Where a line of the data below has the string "Smith", copy that line.

◇ ◇ ◇

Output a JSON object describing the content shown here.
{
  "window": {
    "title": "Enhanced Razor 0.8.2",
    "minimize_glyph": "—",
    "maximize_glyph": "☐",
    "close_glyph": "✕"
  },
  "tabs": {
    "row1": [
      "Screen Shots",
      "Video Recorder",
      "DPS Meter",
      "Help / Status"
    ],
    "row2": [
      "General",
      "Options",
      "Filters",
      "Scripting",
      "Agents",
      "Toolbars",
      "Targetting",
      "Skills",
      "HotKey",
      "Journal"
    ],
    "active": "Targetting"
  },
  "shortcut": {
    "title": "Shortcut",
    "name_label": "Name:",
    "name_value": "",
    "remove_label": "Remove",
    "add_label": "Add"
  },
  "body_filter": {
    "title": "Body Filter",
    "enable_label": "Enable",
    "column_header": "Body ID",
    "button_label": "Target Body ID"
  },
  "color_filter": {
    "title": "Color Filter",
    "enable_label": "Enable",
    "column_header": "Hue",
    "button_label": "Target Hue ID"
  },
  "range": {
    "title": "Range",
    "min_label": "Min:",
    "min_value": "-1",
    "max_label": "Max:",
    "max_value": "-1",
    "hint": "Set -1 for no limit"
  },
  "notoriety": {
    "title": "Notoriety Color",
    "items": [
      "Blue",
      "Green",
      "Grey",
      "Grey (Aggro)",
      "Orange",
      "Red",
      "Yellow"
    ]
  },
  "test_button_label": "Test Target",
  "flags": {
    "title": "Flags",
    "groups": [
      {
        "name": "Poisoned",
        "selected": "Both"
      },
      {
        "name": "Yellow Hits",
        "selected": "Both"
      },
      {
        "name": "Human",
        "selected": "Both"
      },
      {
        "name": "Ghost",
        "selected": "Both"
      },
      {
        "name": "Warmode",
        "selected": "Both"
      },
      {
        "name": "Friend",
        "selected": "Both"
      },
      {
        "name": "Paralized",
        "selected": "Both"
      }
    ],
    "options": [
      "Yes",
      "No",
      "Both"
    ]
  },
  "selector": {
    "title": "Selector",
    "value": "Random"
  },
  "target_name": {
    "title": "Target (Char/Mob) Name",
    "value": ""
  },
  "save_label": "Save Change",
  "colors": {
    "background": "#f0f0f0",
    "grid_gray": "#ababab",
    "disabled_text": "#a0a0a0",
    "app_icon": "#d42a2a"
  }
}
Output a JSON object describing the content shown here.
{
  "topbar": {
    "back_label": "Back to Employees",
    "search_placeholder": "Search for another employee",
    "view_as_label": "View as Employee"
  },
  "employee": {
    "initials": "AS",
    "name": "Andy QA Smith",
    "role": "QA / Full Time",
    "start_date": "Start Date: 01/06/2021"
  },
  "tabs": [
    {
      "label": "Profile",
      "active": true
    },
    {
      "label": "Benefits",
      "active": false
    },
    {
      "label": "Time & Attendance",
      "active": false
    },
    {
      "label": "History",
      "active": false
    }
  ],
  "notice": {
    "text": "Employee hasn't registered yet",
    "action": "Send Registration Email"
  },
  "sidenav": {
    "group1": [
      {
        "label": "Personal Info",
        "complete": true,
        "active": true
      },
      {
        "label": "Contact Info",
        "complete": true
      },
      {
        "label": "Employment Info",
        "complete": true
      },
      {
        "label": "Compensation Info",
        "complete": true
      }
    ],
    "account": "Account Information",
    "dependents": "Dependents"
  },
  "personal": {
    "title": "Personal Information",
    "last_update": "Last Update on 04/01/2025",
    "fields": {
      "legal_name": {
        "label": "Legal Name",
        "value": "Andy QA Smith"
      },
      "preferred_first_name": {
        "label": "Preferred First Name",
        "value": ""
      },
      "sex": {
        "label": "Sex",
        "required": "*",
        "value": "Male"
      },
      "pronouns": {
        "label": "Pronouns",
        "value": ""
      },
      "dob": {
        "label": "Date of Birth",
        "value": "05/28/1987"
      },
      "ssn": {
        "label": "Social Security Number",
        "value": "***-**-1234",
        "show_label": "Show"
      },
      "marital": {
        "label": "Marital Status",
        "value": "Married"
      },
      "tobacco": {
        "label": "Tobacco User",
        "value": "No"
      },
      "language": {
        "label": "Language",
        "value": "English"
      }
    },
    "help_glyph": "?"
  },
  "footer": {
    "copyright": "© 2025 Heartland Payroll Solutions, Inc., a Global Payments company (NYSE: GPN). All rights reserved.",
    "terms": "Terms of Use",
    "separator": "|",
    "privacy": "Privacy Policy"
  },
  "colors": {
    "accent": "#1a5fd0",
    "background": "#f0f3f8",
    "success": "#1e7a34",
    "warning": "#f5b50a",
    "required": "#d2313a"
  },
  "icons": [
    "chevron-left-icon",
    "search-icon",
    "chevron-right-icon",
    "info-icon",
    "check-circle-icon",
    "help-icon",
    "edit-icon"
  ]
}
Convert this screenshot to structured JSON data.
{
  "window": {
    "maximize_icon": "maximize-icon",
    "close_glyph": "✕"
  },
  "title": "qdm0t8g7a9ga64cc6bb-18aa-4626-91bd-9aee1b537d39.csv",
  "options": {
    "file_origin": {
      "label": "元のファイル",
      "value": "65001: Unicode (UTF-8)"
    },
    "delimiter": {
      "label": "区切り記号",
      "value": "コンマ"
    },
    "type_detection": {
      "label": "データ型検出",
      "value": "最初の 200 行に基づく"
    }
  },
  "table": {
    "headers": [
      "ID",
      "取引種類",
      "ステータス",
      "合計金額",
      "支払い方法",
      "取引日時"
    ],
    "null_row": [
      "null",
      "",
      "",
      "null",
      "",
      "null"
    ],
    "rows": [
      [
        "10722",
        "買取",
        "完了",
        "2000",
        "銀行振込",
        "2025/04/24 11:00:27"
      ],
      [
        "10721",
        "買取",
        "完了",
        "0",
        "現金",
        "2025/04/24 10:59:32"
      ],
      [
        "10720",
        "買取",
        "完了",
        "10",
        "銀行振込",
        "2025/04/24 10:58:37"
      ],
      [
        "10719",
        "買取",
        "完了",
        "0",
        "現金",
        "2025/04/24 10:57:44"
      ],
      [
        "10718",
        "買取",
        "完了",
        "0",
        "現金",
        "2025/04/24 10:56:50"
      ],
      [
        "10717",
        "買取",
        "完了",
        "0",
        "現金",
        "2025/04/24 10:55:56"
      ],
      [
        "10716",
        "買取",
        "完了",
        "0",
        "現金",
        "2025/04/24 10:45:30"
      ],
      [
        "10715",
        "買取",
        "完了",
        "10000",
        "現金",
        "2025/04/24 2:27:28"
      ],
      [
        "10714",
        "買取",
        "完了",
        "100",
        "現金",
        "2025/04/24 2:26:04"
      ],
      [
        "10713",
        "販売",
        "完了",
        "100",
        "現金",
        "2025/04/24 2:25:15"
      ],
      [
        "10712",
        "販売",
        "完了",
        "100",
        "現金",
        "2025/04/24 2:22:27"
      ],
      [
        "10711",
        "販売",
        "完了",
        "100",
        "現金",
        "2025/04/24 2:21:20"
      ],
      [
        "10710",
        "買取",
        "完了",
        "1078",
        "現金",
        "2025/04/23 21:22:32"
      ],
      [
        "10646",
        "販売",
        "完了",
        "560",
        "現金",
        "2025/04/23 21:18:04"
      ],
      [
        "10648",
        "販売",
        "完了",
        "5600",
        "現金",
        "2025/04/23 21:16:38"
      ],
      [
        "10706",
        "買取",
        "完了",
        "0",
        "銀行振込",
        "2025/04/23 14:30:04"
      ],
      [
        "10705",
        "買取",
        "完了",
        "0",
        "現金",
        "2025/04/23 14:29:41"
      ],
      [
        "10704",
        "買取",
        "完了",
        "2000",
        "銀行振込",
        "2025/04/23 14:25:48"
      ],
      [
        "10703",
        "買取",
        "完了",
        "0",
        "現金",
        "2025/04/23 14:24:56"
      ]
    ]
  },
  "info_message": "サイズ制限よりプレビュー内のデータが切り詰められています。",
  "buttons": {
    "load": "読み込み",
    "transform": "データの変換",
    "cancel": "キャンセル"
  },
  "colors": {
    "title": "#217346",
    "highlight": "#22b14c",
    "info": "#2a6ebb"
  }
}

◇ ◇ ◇

#### Exercise response:
    "name": "Andy QA Smith",
        "value": "Andy QA Smith"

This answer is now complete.